Start of EXERCISE INPUT
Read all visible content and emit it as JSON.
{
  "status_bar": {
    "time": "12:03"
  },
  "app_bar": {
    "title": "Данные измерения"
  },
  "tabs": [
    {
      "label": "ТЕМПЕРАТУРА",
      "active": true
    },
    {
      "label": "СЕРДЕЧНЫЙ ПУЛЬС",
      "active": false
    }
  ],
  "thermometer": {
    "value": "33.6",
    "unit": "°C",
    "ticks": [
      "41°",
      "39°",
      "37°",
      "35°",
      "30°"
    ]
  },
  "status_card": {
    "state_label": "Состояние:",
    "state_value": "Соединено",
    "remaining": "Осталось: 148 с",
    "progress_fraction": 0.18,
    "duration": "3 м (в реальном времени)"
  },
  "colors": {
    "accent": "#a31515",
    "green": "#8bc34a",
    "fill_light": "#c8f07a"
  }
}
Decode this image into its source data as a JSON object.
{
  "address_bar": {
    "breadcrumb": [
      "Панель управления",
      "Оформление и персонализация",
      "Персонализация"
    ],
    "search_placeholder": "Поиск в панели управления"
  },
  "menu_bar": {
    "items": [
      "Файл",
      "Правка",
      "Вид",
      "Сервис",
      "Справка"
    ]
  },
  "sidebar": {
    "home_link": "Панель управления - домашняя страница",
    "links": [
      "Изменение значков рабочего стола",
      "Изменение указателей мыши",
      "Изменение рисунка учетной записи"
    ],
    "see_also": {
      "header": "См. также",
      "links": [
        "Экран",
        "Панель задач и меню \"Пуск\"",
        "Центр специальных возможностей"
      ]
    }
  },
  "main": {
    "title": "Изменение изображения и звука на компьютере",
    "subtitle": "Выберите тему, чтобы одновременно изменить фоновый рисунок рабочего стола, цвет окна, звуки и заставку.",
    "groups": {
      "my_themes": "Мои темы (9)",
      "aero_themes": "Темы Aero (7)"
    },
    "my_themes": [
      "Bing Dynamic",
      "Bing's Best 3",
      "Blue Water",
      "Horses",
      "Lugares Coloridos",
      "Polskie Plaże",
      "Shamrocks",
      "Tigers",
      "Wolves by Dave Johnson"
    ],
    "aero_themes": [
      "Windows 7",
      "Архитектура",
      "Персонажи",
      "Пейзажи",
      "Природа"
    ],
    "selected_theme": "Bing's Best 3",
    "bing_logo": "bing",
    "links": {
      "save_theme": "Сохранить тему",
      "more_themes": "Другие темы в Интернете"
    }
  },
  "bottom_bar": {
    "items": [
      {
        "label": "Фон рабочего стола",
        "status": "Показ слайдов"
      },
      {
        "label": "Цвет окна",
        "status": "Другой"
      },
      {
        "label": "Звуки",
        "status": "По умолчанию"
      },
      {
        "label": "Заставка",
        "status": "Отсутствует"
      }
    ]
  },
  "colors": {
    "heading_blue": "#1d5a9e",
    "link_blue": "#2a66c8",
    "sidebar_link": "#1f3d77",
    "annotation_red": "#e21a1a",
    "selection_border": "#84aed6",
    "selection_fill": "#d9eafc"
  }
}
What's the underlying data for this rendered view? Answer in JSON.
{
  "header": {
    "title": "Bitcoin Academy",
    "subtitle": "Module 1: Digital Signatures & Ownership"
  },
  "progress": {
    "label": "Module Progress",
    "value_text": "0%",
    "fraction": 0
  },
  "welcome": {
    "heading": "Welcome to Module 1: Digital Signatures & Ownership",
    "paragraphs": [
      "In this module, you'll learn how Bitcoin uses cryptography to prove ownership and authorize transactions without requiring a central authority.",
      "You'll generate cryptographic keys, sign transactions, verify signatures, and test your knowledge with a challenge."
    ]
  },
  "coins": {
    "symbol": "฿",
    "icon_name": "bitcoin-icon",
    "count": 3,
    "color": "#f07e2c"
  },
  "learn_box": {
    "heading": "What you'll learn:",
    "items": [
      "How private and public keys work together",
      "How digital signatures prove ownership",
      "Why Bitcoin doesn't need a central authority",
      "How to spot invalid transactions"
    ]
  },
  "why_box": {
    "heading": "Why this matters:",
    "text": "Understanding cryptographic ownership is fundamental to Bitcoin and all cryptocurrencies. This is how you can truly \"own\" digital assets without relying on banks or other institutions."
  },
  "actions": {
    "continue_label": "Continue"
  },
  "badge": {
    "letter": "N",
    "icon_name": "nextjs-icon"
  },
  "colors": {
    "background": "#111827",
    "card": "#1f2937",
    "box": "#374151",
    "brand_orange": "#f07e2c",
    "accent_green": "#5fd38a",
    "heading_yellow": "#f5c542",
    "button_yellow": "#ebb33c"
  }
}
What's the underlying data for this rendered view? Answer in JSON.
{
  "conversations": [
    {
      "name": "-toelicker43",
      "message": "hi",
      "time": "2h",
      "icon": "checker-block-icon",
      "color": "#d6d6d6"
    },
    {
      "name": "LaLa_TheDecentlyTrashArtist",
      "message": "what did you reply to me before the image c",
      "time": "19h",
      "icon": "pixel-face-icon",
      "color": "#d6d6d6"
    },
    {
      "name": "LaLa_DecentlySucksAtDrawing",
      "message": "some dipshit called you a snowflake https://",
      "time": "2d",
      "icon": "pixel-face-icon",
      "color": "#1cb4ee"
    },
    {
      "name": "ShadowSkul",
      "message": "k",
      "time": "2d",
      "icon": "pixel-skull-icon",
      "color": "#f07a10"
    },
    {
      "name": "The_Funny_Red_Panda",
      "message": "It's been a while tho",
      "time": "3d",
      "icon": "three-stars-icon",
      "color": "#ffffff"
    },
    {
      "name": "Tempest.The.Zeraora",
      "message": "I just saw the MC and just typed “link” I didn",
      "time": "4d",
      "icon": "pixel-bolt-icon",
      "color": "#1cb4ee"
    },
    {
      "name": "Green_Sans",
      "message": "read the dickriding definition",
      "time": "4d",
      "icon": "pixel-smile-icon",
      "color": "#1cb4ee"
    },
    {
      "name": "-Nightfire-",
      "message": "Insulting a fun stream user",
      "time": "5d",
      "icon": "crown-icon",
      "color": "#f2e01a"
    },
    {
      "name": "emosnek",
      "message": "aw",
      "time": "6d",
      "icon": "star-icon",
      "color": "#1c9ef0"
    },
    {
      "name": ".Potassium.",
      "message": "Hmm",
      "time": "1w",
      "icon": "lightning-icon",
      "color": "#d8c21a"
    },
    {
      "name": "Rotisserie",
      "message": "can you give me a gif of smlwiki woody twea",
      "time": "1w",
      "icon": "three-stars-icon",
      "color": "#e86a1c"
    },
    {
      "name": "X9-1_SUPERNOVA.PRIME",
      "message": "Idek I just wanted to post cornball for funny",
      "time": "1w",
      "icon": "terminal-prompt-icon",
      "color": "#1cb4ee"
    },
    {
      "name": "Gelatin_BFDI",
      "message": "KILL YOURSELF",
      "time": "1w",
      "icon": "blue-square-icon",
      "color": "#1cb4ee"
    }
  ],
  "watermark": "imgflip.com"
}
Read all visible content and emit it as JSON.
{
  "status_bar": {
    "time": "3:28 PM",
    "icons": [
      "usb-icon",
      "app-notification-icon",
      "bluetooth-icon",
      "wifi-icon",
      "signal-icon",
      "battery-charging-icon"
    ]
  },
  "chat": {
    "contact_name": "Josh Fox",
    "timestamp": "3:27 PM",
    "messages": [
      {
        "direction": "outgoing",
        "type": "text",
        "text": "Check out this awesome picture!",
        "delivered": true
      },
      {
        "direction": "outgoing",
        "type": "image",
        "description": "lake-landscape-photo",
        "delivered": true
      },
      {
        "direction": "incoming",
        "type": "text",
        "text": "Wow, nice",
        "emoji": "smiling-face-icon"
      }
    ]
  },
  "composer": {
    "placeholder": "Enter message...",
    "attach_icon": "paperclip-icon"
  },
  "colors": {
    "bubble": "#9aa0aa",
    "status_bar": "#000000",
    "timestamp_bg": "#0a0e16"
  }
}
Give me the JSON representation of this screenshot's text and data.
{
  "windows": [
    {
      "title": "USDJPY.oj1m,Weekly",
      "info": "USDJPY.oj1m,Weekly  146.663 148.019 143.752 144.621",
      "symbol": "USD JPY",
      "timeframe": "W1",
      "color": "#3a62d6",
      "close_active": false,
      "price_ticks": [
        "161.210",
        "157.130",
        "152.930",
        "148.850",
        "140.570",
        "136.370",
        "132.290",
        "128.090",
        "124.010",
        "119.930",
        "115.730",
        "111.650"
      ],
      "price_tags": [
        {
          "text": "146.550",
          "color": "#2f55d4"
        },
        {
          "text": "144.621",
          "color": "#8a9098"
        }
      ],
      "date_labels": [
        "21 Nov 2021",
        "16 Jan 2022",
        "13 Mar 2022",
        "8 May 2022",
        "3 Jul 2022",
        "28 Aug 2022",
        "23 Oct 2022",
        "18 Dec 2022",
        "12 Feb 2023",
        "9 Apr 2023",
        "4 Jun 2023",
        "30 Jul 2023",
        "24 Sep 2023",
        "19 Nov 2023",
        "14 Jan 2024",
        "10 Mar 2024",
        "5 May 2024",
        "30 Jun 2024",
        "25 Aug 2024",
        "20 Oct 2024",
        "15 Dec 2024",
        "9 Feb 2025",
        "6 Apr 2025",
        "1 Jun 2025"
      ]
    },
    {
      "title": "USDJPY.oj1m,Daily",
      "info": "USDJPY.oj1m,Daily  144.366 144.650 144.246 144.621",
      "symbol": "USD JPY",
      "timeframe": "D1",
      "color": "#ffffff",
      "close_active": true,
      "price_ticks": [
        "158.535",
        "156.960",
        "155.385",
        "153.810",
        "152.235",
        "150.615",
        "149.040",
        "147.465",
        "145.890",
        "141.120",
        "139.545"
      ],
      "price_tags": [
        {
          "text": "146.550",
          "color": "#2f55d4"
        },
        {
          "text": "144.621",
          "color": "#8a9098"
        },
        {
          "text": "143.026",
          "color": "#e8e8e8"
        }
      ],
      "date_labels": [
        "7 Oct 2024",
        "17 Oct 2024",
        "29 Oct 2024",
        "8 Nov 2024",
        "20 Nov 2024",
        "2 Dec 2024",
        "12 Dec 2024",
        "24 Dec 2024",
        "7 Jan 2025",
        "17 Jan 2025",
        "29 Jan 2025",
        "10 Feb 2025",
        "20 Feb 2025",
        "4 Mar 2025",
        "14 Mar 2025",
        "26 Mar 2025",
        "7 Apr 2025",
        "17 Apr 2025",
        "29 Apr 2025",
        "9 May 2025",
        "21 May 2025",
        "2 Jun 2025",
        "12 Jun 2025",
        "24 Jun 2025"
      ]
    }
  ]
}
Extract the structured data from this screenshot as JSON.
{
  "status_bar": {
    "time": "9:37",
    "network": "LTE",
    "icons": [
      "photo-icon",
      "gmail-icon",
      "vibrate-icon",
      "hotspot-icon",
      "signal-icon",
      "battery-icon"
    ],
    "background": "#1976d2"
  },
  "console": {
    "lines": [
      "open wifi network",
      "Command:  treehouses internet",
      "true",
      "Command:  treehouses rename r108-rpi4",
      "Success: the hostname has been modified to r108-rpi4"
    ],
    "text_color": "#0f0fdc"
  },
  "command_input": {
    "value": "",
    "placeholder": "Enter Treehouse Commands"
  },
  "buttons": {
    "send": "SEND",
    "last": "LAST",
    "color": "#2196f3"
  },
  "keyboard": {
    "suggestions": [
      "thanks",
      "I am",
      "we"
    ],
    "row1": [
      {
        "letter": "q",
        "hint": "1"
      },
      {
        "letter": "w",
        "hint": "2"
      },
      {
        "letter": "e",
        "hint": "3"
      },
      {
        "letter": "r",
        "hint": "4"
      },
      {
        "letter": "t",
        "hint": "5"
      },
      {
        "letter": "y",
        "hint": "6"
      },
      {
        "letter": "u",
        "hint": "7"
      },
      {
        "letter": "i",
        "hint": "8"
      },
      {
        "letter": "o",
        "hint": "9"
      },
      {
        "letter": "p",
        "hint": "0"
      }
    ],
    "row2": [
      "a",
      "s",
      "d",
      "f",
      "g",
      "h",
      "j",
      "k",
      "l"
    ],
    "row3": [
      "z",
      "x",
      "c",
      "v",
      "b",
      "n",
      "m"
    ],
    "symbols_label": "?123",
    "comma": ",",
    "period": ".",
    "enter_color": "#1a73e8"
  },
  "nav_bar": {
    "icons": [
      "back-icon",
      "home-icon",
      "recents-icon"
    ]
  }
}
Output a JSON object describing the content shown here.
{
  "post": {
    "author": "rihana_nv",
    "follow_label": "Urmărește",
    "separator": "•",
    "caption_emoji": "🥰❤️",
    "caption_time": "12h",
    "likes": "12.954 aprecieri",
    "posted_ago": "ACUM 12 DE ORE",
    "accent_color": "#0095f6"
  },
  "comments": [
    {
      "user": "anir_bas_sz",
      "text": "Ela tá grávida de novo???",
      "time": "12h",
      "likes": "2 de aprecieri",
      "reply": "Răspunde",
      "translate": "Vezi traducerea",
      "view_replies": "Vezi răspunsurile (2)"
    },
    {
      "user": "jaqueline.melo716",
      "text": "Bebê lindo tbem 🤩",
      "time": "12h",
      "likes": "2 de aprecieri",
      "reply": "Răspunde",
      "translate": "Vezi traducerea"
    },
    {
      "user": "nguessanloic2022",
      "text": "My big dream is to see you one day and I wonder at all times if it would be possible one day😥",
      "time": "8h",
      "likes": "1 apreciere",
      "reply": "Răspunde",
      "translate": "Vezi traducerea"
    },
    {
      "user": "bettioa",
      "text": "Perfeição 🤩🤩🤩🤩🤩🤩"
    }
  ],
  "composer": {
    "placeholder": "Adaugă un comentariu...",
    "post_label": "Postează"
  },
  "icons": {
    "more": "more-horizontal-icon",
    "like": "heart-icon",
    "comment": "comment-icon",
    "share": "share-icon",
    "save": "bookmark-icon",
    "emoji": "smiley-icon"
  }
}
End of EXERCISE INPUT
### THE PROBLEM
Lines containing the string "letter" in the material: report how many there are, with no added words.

### TASK SOLUTION
11